April 30

Creative Writing 20: Difference between story and plot

We’ll soon study the difference between what otherwise may seem like overlapping terms. In a more literary sense, they are different.

The story “An Occurrence at Owl Creek Bridge” will help us make this distinction. Study it for the writer’s style – written in 1890 – to see if you can determine this difference.

There’s also an audio narration you might enjoy listening to – it includes sound effects.

April 30

Creative Writing 20: Writing Workshop “55-word story”

from Write Moves text pgs 169-170

Write Moves: A Creative Writing Guide and Anthology - Broadview Press


Dip your toe into story structure by writing a “55-word story”, a fiction narrative exactly ten sentences long.

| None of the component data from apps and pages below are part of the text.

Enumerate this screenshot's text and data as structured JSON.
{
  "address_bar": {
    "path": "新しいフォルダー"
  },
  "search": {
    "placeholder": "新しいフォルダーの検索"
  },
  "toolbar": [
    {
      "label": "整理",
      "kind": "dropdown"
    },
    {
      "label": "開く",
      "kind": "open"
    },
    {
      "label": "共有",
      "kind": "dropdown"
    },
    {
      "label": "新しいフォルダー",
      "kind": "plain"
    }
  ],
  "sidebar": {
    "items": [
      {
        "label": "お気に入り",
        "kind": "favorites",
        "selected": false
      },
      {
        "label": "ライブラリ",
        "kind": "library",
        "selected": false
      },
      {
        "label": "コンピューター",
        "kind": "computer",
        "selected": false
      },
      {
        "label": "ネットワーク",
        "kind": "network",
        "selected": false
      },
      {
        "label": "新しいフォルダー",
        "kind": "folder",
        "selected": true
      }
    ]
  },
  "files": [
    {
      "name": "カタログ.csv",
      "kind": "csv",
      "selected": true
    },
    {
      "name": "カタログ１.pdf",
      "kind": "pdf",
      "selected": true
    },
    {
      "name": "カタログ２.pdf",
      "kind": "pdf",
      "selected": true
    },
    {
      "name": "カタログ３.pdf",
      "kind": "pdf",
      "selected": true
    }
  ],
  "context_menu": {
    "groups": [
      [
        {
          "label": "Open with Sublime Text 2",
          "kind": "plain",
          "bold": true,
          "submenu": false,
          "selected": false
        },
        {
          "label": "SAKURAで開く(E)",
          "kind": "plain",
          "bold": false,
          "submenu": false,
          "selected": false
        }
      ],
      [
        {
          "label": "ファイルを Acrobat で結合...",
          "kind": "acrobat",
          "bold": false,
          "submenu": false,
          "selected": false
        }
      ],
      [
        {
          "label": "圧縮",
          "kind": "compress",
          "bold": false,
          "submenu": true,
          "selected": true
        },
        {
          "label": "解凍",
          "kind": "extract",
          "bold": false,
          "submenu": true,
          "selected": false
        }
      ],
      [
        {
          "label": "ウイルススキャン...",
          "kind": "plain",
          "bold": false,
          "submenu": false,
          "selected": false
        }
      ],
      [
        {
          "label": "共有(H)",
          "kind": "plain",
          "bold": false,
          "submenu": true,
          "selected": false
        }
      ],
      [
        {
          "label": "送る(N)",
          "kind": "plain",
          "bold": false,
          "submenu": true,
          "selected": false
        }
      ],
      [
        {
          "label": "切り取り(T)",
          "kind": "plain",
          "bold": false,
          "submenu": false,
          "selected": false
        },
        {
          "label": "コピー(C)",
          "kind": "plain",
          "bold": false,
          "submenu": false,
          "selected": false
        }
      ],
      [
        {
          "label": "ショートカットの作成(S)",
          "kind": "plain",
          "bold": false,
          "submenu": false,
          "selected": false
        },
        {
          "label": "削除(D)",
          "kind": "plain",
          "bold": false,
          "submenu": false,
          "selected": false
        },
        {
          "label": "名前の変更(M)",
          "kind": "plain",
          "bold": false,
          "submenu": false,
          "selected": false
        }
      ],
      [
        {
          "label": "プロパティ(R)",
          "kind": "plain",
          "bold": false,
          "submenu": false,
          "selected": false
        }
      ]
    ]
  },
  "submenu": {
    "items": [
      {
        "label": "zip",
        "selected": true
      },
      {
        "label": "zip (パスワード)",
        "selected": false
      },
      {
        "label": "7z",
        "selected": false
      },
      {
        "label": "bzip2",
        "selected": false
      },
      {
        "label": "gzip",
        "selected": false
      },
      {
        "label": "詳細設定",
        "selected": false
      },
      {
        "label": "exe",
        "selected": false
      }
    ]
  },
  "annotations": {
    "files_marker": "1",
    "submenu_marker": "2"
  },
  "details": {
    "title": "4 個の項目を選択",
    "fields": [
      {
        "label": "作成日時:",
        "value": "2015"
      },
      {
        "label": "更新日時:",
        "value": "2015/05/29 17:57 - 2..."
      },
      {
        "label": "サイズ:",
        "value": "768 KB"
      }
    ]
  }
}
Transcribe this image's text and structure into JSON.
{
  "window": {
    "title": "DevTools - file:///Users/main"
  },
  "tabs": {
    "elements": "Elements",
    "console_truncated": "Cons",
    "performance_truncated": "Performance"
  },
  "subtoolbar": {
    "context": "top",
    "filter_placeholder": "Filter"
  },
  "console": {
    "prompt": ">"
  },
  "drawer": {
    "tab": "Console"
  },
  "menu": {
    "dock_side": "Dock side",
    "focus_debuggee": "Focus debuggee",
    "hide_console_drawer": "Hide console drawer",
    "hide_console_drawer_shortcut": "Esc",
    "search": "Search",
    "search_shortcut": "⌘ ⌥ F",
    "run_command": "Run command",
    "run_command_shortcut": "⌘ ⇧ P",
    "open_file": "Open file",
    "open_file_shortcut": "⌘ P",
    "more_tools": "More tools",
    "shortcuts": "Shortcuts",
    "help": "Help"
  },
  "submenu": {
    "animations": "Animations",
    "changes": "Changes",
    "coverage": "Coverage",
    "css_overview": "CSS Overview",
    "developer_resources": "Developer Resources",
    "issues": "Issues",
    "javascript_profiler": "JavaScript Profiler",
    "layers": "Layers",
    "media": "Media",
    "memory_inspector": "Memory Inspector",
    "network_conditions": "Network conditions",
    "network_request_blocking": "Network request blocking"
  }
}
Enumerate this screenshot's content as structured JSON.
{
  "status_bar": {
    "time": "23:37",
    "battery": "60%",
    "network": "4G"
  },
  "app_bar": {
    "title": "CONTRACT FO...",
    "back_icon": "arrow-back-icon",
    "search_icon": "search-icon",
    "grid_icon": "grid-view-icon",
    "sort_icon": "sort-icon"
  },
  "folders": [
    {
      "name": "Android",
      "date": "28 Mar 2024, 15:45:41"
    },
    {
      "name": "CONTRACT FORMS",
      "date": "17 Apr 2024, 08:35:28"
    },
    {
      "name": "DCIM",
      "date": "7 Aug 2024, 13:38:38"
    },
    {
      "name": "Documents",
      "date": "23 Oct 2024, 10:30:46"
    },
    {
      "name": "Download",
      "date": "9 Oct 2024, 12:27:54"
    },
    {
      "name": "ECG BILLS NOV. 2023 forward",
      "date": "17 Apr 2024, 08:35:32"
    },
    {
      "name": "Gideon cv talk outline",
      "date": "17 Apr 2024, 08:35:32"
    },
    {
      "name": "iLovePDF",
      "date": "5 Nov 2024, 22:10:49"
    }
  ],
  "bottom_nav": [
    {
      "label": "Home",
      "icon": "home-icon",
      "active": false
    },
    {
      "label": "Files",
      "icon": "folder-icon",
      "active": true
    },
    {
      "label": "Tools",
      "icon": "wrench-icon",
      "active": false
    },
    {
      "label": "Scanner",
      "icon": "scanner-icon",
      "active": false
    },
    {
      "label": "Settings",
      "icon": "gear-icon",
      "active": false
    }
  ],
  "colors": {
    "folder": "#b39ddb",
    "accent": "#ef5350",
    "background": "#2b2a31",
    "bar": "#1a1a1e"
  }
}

  • The first sentence must have precisely 10 words, the second sentence nine words, the third sentence eight words, and so on until the final sentence composed of a single word.
  • All acronyms and digits must be spelled out (“28” is “twenty-eight”, which
    counts as two words).
  • The 55-word story must include a setting, a character in conflict, and a resolution (or sense of “ending”).
  • To compose, write the numbers 10 through 1 (the number of words allowed in each sentence) down the left side of your page.
  • Draft the story first as a list of sentences then transcribe your draft into prose format (see the example below).
  • Notice that each time a new character speaks, the story is indented.

Here is a 55-word story called “Wax and Wane” written as an example:


“Say that again,” she whispered, tickling fingers through his hair. (10)
“God, you’re beautiful,” he gasped, watching moonlight ignite her. (9)
“Say it again, Duane,” she whispered, fervently ablaze. (8)
“You’re beautiful, beautiful, beautiful, beautiful, Diane – Beautiful! (7) The sofa seemed to float transcendentally. (6)
“Say it again,” she whispered. (5) Duane shifted the comforter. (4) The moon waned. (3)
“You’re beautiful.” (2)
“Really?” (1)

April 13

CrWr20: Short-form Writing

Having taken ELA for many years, you’ll have a background understanding of many elements involved in developing stories. Within this Creative Writing course, though, we are able to expand that understanding and understand more specifically some of those elements, such as different plot structures than the familiar one you’ve commonly studied. (See image)

Text Handout: Pgs 17-22

Section Work Resources/Links:

      1. Pg 1: List of popular titles developed in fiction
      2. Pg 2: Testing the Worlds Collide Theory
        Example: Resident Alien tv show (trailer video)

    1. Pg 2: Genres of Fiction – 2 minute audio podcast on the “shortest [story] in the history of literature (embedded below)
    2. Pg 3-4: Defining Fiction Genres:
      1. Image to the right: What are the most popular fiction genres
    3. Pg 6: Video Kurt Vonnegut’s “Shape of Stories”
      1. Author Background Search
      2. YouTube video “Shape of Stories” (embedded)




Publishing ... and Other Forms of Insanity: What are the most popular fiction genres?